Pascal Doquet

Champagne | Côte des Blancs | Vertus

With holdings of old vines in some of the greatest terroirs in the Côte des Blancs, Pascal Doquet has emerged over the last decade as one of the premier vignerons in Champagne.  After he took over his family estate, Doquet-Jeanmaire, in 1995 when his father retired, Pascal established his eponymous Domaine in 2004.  Today he farms just under 9 hectares of vines including prime parcels in Vertus, Le Mont Aimé and Le Mésnil-sur-Oger—including his illustrious old vines in the parcel “Champ d’Aoulettes.”  Natural farming and dedication to vineyard health is the driving force for Pascal; in fact, he rarely discusses fermentation—his passion is in the vineyards.  The Domaine has been certified Organic since 2010.

Pascal started with his parents in 1982 and his first vintage was 1995 when he was one of the first members of “lutte raisonnée.”  He pushed his environmental concerns with his parents further and stopped all chemical treatments in 2000.  Ultimately, the company split in 2004 with his sister taking some parcels and Pascal and Laure taking the rest.  One can easily see the difference between the farming influence of Pascal and Laure with a tour of the vineyards compared to the parcels they no longer manage.

Pascal employs extensive cover crops and does his work with a special, ultra-light tractor as to avoid any unnecessary compacting of the soil.  Plant-based treatments are employed as Pascal seeks to reduce his use of copper and sulfur as much as possible.  He is exceptionally focused on vineyard management in order to express the subtleties of his terroir and to make honest wines.  As Pascal often says “It’s the viticulture that makes the difference, not the vinification.”

In this spirit, the harvest is done by hand with strict triage taking place in both the vineyards and the cellar.  The grapes are pressed pneumatically and only the best parts of the cuvée are used.
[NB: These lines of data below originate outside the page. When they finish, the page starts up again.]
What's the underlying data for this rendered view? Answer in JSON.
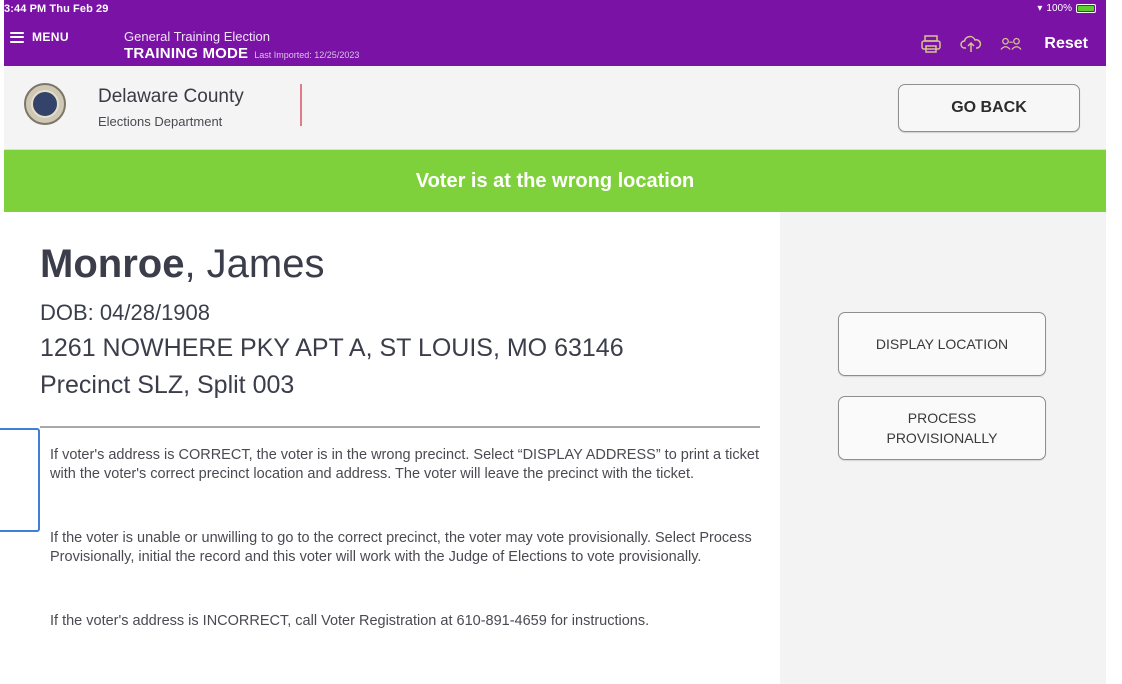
{
  "status_bar": {
    "time": "3:44 PM  Thu Feb 29",
    "battery": "100%"
  },
  "nav": {
    "menu_label": "MENU",
    "election_name": "General Training Election",
    "training_mode": "TRAINING MODE",
    "last_imported": "Last Imported: 12/25/2023",
    "reset_label": "Reset"
  },
  "header": {
    "org_name": "Delaware County",
    "org_dept": "Elections Department",
    "go_back_label": "GO BACK"
  },
  "banner": {
    "message": "Voter is at the wrong location"
  },
  "voter": {
    "last_name": "Monroe",
    "first_name": ", James",
    "dob": "DOB: 04/28/1908",
    "address": "1261 NOWHERE PKY APT A, ST LOUIS, MO 63146",
    "precinct": "Precinct SLZ, Split 003"
  },
  "instructions": [
    "If voter's address is CORRECT, the voter is in the wrong precinct. Select “DISPLAY ADDRESS” to print a ticket with the voter's correct precinct location and address. The voter will leave the precinct with the ticket.",
    "If the voter is unable or unwilling to go to the correct precinct, the voter may vote provisionally.  Select Process Provisionally, initial the record and this voter will work with the Judge of Elections to vote provisionally.",
    "If the voter's address is INCORRECT, call Voter Registration at 610-891-4659 for instructions."
  ],
  "actions": {
    "display_location": "DISPLAY LOCATION",
    "process_provisionally": "PROCESS PROVISIONALLY"
  },
  "colors": {
    "nav_bg": "#7a12a6",
    "banner_bg": "#7ed13a",
    "highlight": "#3f7fd6"
  }
}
The must is fermented with indigenous yeast, most often in enamel-lined tanks, but neutral oak is used in parts of the vintage Coeur de terroir cuvées.  The vin-clair is left on the gross lees for a minimum of five months and receives minimum bâtonage.  Almost all of the wines undergo malolactic fermentation and all cuvées are aged for a minimum of three years before disgorgement and release.

The wines of Pascal Doquet burst with energy and verve and deliver mineral-laden, multi-layered expressions of his terroirs.  These are wines for people looking to experience the scintillating flavors of the Côte-des-Blancs “sans maquillage.”

 

Soil Reports
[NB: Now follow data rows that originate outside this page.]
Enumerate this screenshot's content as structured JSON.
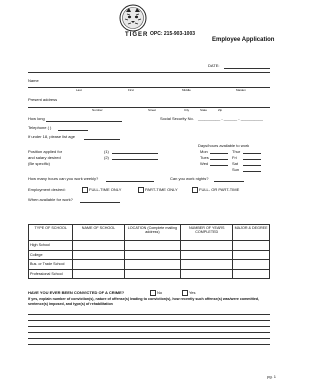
{
  "header": {
    "logo_text": "TIGER",
    "opc": "OPC: 215-903-1003",
    "title": "Employee Application"
  },
  "date_label": "DATE:",
  "name": {
    "label": "Name",
    "sub": [
      "Last",
      "First",
      "Middle",
      "Maiden"
    ]
  },
  "address": {
    "label": "Present address",
    "sub": [
      "Number",
      "Street",
      "City",
      "State",
      "Zip"
    ]
  },
  "how_long": "How long",
  "ssn_label": "Social Security No.",
  "ssn_dashes": "__________ - ______ - __________",
  "telephone": "Telephone (          )",
  "under18": "If under 18, please list age",
  "position": {
    "line1": "Position          applied          for",
    "line2": "and          salary          desired",
    "line3": "(Be specific)",
    "opt1": "(1)",
    "opt2": "(2)"
  },
  "days": {
    "title": "Days/hours available to work",
    "rows": [
      [
        "Mon",
        "Thur"
      ],
      [
        "Tues",
        "Fri"
      ],
      [
        "Wed",
        "Sat"
      ],
      [
        "",
        "Sun"
      ]
    ]
  },
  "hours_weekly": "How many hours can you work weekly?",
  "nights": "Can you work nights?",
  "employment_desired": "Employment desired:",
  "employment_options": [
    "FULL-TIME ONLY",
    "PART-TIME ONLY",
    "FULL- OR PART-TIME"
  ],
  "when_available": "When available for work?",
  "education": {
    "headers": [
      "TYPE OF SCHOOL",
      "NAME OF SCHOOL",
      "LOCATION (Complete mailing address)",
      "NUMBER OF YEARS COMPLETED",
      "MAJOR & DEGREE"
    ],
    "rows": [
      "High School",
      "College",
      "Bus. or Trade School",
      "Professional School"
    ]
  },
  "crime": {
    "question": "HAVE YOU EVER BEEN CONVICTED OF A CRIME?",
    "no": "No",
    "yes": "Yes",
    "explain": "If yes, explain number of conviction(s), nature of offense(s) leading to conviction(s), how recently such offense(s) was/were committed, sentence(s) imposed, and type(s) of rehabilitation"
  },
  "page": "pg. 1"
}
  • Cretaceous Chalk
    Cretaceous Chalk

    Cretaceous Chalk

    At the surface, Cretaceous Chalk is very fragile and it weathers to dust which can easily be blown or washed away unless, as in the case of Champagne it is saved by Tertiary material which binds with the chalk to give it structure so that it doesn’t disintegrate. There are tiny fractures in the chalk which were caused by frosts during the Ice Age, and similar to the vines in the Mosel Valley in Germany, the vine roots can descend 30 meters into these fractures to tap the moisture supply below. This porous aspect of Cretaceous Chalk keeps the vines from suffering drought, because the average precipitation is only 26 inches per year in Champagne—near minimum for grape growing. The chalk in Champagne is also called Belimnite which is named after the Belimnite mollusk which lived in the Paris Basin. Belimnite chalk covers all of Champagne with the exception of the Aube, which is Kimmeridgean. There are tiny fractures in the Cretaceous Chalk which were caused by frosts during the Ice Age, and similar to the vines in the Mosel Valley in Germany, the vine roots can descend 30 meters into these fractures to tap the moisture supply below. This porous aspect keeps the vines from suffering drought, because the average precipitation is only 26 inches per year in Champagne—near minimum for grape growing.
  • Marl
    Marl

    Marl

    Tertiary material such as clays, sands and marls, coupled with minerals (iron, sulfur and zinc), bond to the porous Chalk, and a light, compact, fine-grained rock is created. This mixture is capable of holding an enormous amount of soil water. This moisture is drawn from the rock by capillary action to nourish the roots of the vine.
  • Silex
    Silex

    Silex

Back To Top